By:  Bert Andia, Member, Higgins Benjamin, PLLCYou’ve come up with a great new slogan that you want to print on t-shirts, sweatshirts, coffee cups and other products.  Now you want to know how to stop others from using that same slogan.  You think you remember hearing that Pat Riley had gotten a copyright on the word “THREEPEAT” before his team won the NBA Championship for a third consecutive time?  How was that possible?
There are two possible ways you might think about to protect a slogan – copyright and trademark.  A copyright protects works of authorship.  A trademark is a distinctive word or phrase that is affixed to an article to identify a single source for the goods.
The issue regarding copyright protection for a slogan or word is straightforward – the answer is NO.  Federal copyright law and the common law only provide copyright protection to “original” works of authorship.  The term “original” is not specifically defined, but is recognized as calling for “independent creation” and not novelty.   Durham Indus., Inc. v. Tomy Corp., 630 F.2d 905, 910 (2d Cir. 1980); E. Mishan & Sons, Inc. v. Marycana, Inc., 662 F. Supp. 1339 (S.D.N.Y. 1987): Sheldon v. Metro-Goldwyn Pictures Corp., 81 F.2d 49 (2d Cir.), cert. denied, 298 U.S. 669, 80 L. Ed. 1392, 56 S. Ct. 835 (1936)(L. Hand, J.).

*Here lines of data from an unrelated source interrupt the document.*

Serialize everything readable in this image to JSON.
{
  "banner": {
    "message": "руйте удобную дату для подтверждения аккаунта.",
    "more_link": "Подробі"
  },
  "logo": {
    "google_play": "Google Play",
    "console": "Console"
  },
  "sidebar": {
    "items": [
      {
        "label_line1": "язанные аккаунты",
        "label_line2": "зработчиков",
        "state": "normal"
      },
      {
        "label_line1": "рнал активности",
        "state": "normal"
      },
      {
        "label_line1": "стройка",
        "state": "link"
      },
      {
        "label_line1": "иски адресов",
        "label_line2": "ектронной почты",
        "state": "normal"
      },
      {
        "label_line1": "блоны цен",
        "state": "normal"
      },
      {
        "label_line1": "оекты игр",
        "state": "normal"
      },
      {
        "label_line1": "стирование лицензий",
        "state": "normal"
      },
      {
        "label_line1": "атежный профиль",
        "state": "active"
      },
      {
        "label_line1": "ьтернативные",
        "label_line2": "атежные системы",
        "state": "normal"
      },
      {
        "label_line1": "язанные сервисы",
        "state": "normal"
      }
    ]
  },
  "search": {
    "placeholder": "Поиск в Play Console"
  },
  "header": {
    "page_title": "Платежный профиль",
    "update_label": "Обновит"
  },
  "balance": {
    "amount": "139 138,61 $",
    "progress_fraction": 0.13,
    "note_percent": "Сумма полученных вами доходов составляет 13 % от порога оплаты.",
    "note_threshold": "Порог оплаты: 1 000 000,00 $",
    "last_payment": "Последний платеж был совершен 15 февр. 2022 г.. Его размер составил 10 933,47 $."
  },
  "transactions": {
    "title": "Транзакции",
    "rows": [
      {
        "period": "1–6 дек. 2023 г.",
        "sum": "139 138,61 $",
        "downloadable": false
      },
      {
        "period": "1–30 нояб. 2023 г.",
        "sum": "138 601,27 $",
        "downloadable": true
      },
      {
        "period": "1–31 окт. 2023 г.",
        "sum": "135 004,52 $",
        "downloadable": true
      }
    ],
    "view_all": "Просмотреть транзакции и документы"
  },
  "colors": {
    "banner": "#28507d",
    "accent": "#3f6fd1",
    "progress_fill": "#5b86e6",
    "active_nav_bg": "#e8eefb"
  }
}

There are, however, admittedly “independent creations” that are deemed too trivial or insignificant to support copyright protection because they lack a minimal standard of “creativity.”  The minimum amount of creativity is illustrated by the Copyright Office Regulations under the 1909 Copyright Act, which provided that “[w]ords and short phrases such as names, titles, and slogans” are not subject to copyright.  That regulation continues to the present day.  Under that rationale, a word or phrase – no matter how original – cannot be protected by copyright.
A brief review of the trademark database reveals that it is most likely that Pat Riley did not obtain copyright protection, but instead registered a trademark in the word “THREEPEAT.”  United States Registration No. 4,051,757 issued on November 8, 2011 to Riles & Company, Inc. for the mark “THREEPEAT” for use on “hats; jackets; [and] shirts.”
Obtaining trademark registration for the word THREEPEAT was not accomplished without some difficulty.  The law recognizes that not every word or slogan functions as a trademark.  The Trademark Office will refuse to register subject matter that is merely a decorative feature that does not function as a trademark (because it does not distinguish the applicant’s goods).  The decorative feature may be words, designs, or slogans.  For example, the Trademark Office refused to register “YOU ARE SPECIAL TODAY” as a trademark for ceramic plates and refused to register “DAMN I’M GOOD” as a trademark for bracelets.  The slogans were seen as conveying a message rather than indicating the source of the goods.  In re Original Red Plate Co., 223 USPQ 836 (TTAB 1984); Damn I’m Good, Inc. v. Sakowitz, Inc., 514 F.Supp. 1357 (S.D.N.Y. 1981).  With respect to clothing, the Trademark Office recognized that consumers recognize small designs or discrete wording as trademarks if placed, for example, on the pocket area of a shirt; however, consumers do not typically perceive larger designs or slogans when such matter is displayed, for example, on the upper half of a shirt.
Based on that same rationale, the Trademark Office would not have registered “THREEPEAT”
because the mark was merely a decorative or ornamental feature of the goods.
However, the inquiry does not end there.  Usually, the Trademark Office will then inquire as to whether the slogan has been used in commerce and has become distinctive.  This is called “secondary meaning”; the question is whether the slogan transcends the literal meaning of the words and is now associated by consumers with the source of the goods.  Typically, this can be shown by demonstrating five years of continuous use in commerce or by significant sales and advertising with the slogan.
Pat Riley was able to register his slogan because, in part, he demonstrated that he had been using the slogan as a trademark for over twenty years (note that the application was filed in 2010, and that Coach Riley claims to have coined the phrase after the Los Angeles Laker had won championships in 1987 and 1988).
Thus, protection of a slogan through common law or federal trademark law will largely depend on whether you can demonstrate that the mark has acquired significance in the minds of consumers through either continuous use for more than five years or though significant advertising of the slogan.
For more information on how to protect your copyright and trademarks contact Bert Andia at Higgins Benjamin PLLC (336)273-1600.

Source: New feed